◆ **What you will do**: Set down every record below exactly as written.

____

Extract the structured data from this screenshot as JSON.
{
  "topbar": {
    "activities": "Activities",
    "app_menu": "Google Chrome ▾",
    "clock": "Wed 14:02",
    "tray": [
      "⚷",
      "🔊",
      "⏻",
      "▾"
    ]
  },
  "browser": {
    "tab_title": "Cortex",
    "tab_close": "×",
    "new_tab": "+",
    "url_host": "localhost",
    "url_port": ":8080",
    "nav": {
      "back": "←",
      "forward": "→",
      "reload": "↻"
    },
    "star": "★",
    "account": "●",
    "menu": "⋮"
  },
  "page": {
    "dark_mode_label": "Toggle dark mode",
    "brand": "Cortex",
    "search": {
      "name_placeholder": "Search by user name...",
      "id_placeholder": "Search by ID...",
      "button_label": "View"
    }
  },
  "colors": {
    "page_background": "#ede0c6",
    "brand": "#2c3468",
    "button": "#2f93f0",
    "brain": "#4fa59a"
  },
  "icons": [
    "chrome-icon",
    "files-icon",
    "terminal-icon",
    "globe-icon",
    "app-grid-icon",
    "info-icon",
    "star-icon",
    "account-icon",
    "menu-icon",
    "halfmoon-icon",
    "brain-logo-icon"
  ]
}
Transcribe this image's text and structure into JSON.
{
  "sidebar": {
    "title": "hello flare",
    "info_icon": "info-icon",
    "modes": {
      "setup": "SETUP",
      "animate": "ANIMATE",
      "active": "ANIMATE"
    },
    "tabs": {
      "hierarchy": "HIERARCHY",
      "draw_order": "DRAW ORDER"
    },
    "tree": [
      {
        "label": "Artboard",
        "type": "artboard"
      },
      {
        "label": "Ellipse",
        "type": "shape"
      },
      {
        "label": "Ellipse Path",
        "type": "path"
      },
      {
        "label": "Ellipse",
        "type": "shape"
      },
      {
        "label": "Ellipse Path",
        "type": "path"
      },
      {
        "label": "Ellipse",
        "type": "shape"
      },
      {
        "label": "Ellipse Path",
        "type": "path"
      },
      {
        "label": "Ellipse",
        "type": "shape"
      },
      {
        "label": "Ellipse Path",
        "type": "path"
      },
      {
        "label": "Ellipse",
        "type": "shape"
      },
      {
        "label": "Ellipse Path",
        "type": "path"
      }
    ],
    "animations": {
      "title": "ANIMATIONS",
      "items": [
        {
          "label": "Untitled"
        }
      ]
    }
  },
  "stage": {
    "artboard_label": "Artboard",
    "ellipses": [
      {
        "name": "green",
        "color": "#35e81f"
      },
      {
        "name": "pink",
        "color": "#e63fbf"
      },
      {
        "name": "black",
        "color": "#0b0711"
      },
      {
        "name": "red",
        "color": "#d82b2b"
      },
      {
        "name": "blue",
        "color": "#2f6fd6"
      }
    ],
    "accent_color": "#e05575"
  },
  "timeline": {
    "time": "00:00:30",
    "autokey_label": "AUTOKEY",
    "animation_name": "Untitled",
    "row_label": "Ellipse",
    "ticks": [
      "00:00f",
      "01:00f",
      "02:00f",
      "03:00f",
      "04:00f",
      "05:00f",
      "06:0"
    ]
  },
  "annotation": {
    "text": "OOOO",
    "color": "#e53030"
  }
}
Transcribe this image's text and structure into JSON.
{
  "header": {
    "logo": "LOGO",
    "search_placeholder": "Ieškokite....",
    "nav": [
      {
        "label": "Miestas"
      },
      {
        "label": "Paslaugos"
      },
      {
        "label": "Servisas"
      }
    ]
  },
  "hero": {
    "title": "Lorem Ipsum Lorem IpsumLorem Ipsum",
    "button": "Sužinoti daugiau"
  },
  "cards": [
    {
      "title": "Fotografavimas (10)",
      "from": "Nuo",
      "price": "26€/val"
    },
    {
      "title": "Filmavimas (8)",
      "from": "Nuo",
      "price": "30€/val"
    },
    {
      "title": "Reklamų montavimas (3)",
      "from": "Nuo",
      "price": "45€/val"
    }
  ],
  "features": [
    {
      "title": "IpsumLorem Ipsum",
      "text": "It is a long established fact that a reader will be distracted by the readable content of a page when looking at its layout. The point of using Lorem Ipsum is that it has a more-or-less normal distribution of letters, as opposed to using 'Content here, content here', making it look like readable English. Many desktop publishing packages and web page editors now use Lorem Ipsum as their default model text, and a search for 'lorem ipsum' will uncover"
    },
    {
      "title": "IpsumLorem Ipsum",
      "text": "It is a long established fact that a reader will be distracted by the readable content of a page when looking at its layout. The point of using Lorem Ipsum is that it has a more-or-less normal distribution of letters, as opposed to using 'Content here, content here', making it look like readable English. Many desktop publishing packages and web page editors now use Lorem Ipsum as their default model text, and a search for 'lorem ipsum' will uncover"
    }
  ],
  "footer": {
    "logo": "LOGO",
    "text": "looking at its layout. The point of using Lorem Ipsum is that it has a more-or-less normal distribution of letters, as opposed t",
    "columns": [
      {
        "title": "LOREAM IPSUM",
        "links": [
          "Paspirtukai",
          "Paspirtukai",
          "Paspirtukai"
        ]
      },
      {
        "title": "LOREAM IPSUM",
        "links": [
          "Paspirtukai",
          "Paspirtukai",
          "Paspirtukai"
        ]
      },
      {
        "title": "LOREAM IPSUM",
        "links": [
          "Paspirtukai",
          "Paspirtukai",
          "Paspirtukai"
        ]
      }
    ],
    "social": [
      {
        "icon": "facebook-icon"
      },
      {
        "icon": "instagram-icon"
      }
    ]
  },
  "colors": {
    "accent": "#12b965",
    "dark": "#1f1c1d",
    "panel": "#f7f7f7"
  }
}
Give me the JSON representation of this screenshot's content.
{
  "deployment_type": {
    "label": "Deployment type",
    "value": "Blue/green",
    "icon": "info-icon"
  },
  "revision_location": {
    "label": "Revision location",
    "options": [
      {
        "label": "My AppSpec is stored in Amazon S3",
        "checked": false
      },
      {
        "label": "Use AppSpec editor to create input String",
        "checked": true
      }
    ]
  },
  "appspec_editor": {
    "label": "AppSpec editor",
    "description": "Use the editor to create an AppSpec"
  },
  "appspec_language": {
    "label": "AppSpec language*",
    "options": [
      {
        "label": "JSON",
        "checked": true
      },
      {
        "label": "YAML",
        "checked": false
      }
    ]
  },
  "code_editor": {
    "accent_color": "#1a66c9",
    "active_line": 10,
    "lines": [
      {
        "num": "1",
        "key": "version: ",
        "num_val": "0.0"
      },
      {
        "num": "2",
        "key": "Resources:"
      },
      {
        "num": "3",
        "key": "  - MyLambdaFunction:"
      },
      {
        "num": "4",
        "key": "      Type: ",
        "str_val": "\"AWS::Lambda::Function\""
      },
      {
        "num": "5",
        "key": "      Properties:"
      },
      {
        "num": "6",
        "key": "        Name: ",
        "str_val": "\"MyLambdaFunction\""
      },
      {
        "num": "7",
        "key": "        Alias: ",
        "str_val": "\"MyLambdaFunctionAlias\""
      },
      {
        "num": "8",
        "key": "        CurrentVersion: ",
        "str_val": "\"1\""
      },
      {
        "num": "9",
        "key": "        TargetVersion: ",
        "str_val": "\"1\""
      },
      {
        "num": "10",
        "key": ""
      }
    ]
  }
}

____

◆ **Solution**:
Extract the structured data from this screenshot as JSON.
{
  "topbar": {
    "activities": "Activities",
    "app_menu": "Google Chrome ▾",
    "clock": "Wed 14:02",
    "tray": [
      "⚷",
      "🔊",
      "⏻",
      "▾"
    ]
  },
  "browser": {
    "tab_title": "Cortex",
    "tab_close": "×",
    "new_tab": "+",
    "url_host": "localhost",
    "url_port": ":8080",
    "nav": {
      "back": "←",
      "forward": "→",
      "reload": "↻"
    },
    "star": "★",
    "account": "●",
    "menu": "⋮"
  },
  "page": {
    "dark_mode_label": "Toggle dark mode",
    "brand": "Cortex",
    "search": {
      "name_placeholder": "Search by user name...",
      "id_placeholder": "Search by ID...",
      "button_label": "View"
    }
  },
  "colors": {
    "page_background": "#ede0c6",
    "brand": "#2c3468",
    "button": "#2f93f0",
    "brain": "#4fa59a"
  },
  "icons": [
    "chrome-icon",
    "files-icon",
    "terminal-icon",
    "globe-icon",
    "app-grid-icon",
    "info-icon",
    "star-icon",
    "account-icon",
    "menu-icon",
    "halfmoon-icon",
    "brain-logo-icon"
  ]
}
Transcribe this image's text and structure into JSON.
{
  "sidebar": {
    "title": "hello flare",
    "info_icon": "info-icon",
    "modes": {
      "setup": "SETUP",
      "animate": "ANIMATE",
      "active": "ANIMATE"
    },
    "tabs": {
      "hierarchy": "HIERARCHY",
      "draw_order": "DRAW ORDER"
    },
    "tree": [
      {
        "label": "Artboard",
        "type": "artboard"
      },
      {
        "label": "Ellipse",
        "type": "shape"
      },
      {
        "label": "Ellipse Path",
        "type": "path"
      },
      {
        "label": "Ellipse",
        "type": "shape"
      },
      {
        "label": "Ellipse Path",
        "type": "path"
      },
      {
        "label": "Ellipse",
        "type": "shape"
      },
      {
        "label": "Ellipse Path",
        "type": "path"
      },
      {
        "label": "Ellipse",
        "type": "shape"
      },
      {
        "label": "Ellipse Path",
        "type": "path"
      },
      {
        "label": "Ellipse",
        "type": "shape"
      },
      {
        "label": "Ellipse Path",
        "type": "path"
      }
    ],
    "animations": {
      "title": "ANIMATIONS",
      "items": [
        {
          "label": "Untitled"
        }
      ]
    }
  },
  "stage": {
    "artboard_label": "Artboard",
    "ellipses": [
      {
        "name": "green",
        "color": "#35e81f"
      },
      {
        "name": "pink",
        "color": "#e63fbf"
      },
      {
        "name": "black",
        "color": "#0b0711"
      },
      {
        "name": "red",
        "color": "#d82b2b"
      },
      {
        "name": "blue",
        "color": "#2f6fd6"
      }
    ],
    "accent_color": "#e05575"
  },
  "timeline": {
    "time": "00:00:30",
    "autokey_label": "AUTOKEY",
    "animation_name": "Untitled",
    "row_label": "Ellipse",
    "ticks": [
      "00:00f",
      "01:00f",
      "02:00f",
      "03:00f",
      "04:00f",
      "05:00f",
      "06:0"
    ]
  },
  "annotation": {
    "text": "OOOO",
    "color": "#e53030"
  }
}
Transcribe this image's text and structure into JSON.
{
  "header": {
    "logo": "LOGO",
    "search_placeholder": "Ieškokite....",
    "nav": [
      {
        "label": "Miestas"
      },
      {
        "label": "Paslaugos"
      },
      {
        "label": "Servisas"
      }
    ]
  },
  "hero": {
    "title": "Lorem Ipsum Lorem IpsumLorem Ipsum",
    "button": "Sužinoti daugiau"
  },
  "cards": [
    {
      "title": "Fotografavimas (10)",
      "from": "Nuo",
      "price": "26€/val"
    },
    {
      "title": "Filmavimas (8)",
      "from": "Nuo",
      "price": "30€/val"
    },
    {
      "title": "Reklamų montavimas (3)",
      "from": "Nuo",
      "price": "45€/val"
    }
  ],
  "features": [
    {
      "title": "IpsumLorem Ipsum",
      "text": "It is a long established fact that a reader will be distracted by the readable content of a page when looking at its layout. The point of using Lorem Ipsum is that it has a more-or-less normal distribution of letters, as opposed to using 'Content here, content here', making it look like readable English. Many desktop publishing packages and web page editors now use Lorem Ipsum as their default model text, and a search for 'lorem ipsum' will uncover"
    },
    {
      "title": "IpsumLorem Ipsum",
      "text": "It is a long established fact that a reader will be distracted by the readable content of a page when looking at its layout. The point of using Lorem Ipsum is that it has a more-or-less normal distribution of letters, as opposed to using 'Content here, content here', making it look like readable English. Many desktop publishing packages and web page editors now use Lorem Ipsum as their default model text, and a search for 'lorem ipsum' will uncover"
    }
  ],
  "footer": {
    "logo": "LOGO",
    "text": "looking at its layout. The point of using Lorem Ipsum is that it has a more-or-less normal distribution of letters, as opposed t",
    "columns": [
      {
        "title": "LOREAM IPSUM",
        "links": [
          "Paspirtukai",
          "Paspirtukai",
          "Paspirtukai"
        ]
      },
      {
        "title": "LOREAM IPSUM",
        "links": [
          "Paspirtukai",
          "Paspirtukai",
          "Paspirtukai"
        ]
      },
      {
        "title": "LOREAM IPSUM",
        "links": [
          "Paspirtukai",
          "Paspirtukai",
          "Paspirtukai"
        ]
      }
    ],
    "social": [
      {
        "icon": "facebook-icon"
      },
      {
        "icon": "instagram-icon"
      }
    ]
  },
  "colors": {
    "accent": "#12b965",
    "dark": "#1f1c1d",
    "panel": "#f7f7f7"
  }
}
Give me the JSON representation of this screenshot's content.
{
  "deployment_type": {
    "label": "Deployment type",
    "value": "Blue/green",
    "icon": "info-icon"
  },
  "revision_location": {
    "label": "Revision location",
    "options": [
      {
        "label": "My AppSpec is stored in Amazon S3",
        "checked": false
      },
      {
        "label": "Use AppSpec editor to create input String",
        "checked": true
      }
    ]
  },
  "appspec_editor": {
    "label": "AppSpec editor",
    "description": "Use the editor to create an AppSpec"
  },
  "appspec_language": {
    "label": "AppSpec language*",
    "options": [
      {
        "label": "JSON",
        "checked": true
      },
      {
        "label": "YAML",
        "checked": false
      }
    ]
  },
  "code_editor": {
    "accent_color": "#1a66c9",
    "active_line": 10,
    "lines": [
      {
        "num": "1",
        "key": "version: ",
        "num_val": "0.0"
      },
      {
        "num": "2",
        "key": "Resources:"
      },
      {
        "num": "3",
        "key": "  - MyLambdaFunction:"
      },
      {
        "num": "4",
        "key": "      Type: ",
        "str_val": "\"AWS::Lambda::Function\""
      },
      {
        "num": "5",
        "key": "      Properties:"
      },
      {
        "num": "6",
        "key": "        Name: ",
        "str_val": "\"MyLambdaFunction\""
      },
      {
        "num": "7",
        "key": "        Alias: ",
        "str_val": "\"MyLambdaFunctionAlias\""
      },
      {
        "num": "8",
        "key": "        CurrentVersion: ",
        "str_val": "\"1\""
      },
      {
        "num": "9",
        "key": "        TargetVersion: ",
        "str_val": "\"1\""
      },
      {
        "num": "10",
        "key": ""
      }
    ]
  }
}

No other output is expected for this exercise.